The US Department of the Interior (DOI) announced a number of initiatives designed to encourage rapid and responsible development of renewable energy on public lands.
The proposals from the Department’s Fish and Wildlife Service (FWS) and the policy guidance from the Bureau of Land Management (BLM) attempt to provide clarity to stakeholders, including developers and employees, about smart siting and effective mitigation for renewable energy projects.
The FWS released two draft guideline documents that will be available for public comment for 90 days following publication in the Federal Register.
- Draft Voluntary, Land-Based Wind Energy Guidelines have been developed for industry to avoid and minimize impacts to federally protected migratory birds and bats and other impacted wildlife resulting from site selection, construction, operation and maintenance of land-based, wind energy facilities.
- The FWS also has developed peer-reviewed Draft Eagle Conservation Plan Guidance for wind project developers and FWS employees who must evaluate impacts from proposed wind energy projects to eagles protected by the Bald and Golden Eagle Protection Act and other federal laws. (Both documents are available at the link below.)
The BLM released its final policy memoranda to provide guidance to field managers in evaluating, screening and processing applications for utility-scale wind and solar energy projects on federal lands. This field guidance clarifies and improves National Environmental Policy Act (NEPA) documentation; streamlines the project application review and approval process; and strengthens Plans of Development (POD) and due diligence requirements.
BLM said it developed the policies from recommendations offered by federal and state agencies, industry and environmental groups based on "lessons learned" from last year’s fast-track renewable energy initiatives. They policies are:
John Anderson, director of siting policy at the American Wind Energy Association (AWEA), commented on the release of the draft guidelines.
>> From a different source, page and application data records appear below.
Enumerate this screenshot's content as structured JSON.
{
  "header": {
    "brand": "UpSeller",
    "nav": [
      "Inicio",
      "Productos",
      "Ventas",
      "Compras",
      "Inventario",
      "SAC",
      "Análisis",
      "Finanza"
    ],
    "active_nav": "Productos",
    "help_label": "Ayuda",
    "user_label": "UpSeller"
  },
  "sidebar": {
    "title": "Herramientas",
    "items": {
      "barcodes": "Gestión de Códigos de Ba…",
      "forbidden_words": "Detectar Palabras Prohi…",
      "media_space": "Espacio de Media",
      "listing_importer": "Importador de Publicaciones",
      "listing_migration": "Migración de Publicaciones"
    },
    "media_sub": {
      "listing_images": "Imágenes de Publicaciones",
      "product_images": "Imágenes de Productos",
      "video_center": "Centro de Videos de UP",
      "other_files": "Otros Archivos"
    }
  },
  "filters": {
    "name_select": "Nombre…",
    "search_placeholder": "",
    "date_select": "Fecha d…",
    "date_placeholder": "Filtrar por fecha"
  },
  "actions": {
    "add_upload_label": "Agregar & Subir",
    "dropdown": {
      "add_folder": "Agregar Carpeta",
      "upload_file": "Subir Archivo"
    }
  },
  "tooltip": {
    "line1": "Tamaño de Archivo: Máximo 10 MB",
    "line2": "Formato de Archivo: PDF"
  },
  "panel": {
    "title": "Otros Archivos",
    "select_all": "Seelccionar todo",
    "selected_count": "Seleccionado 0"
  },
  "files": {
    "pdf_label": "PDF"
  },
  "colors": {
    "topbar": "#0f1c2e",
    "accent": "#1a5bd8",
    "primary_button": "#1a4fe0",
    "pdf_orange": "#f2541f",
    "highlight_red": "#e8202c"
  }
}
"While AWEA is still in the process of reviewing the details, based on a quick review and feedback we've received from the development community, we expect to take issue with elements of the guidance materials," Anderson said. "We are concerned that portions of these proposals will negatively impact development from the standpoint of commercial viability and lack the flexibility to allow industry professionals to best site projects in the most efficient manner while continuing to achieve the shared goal of protecting wildlife and their habitats."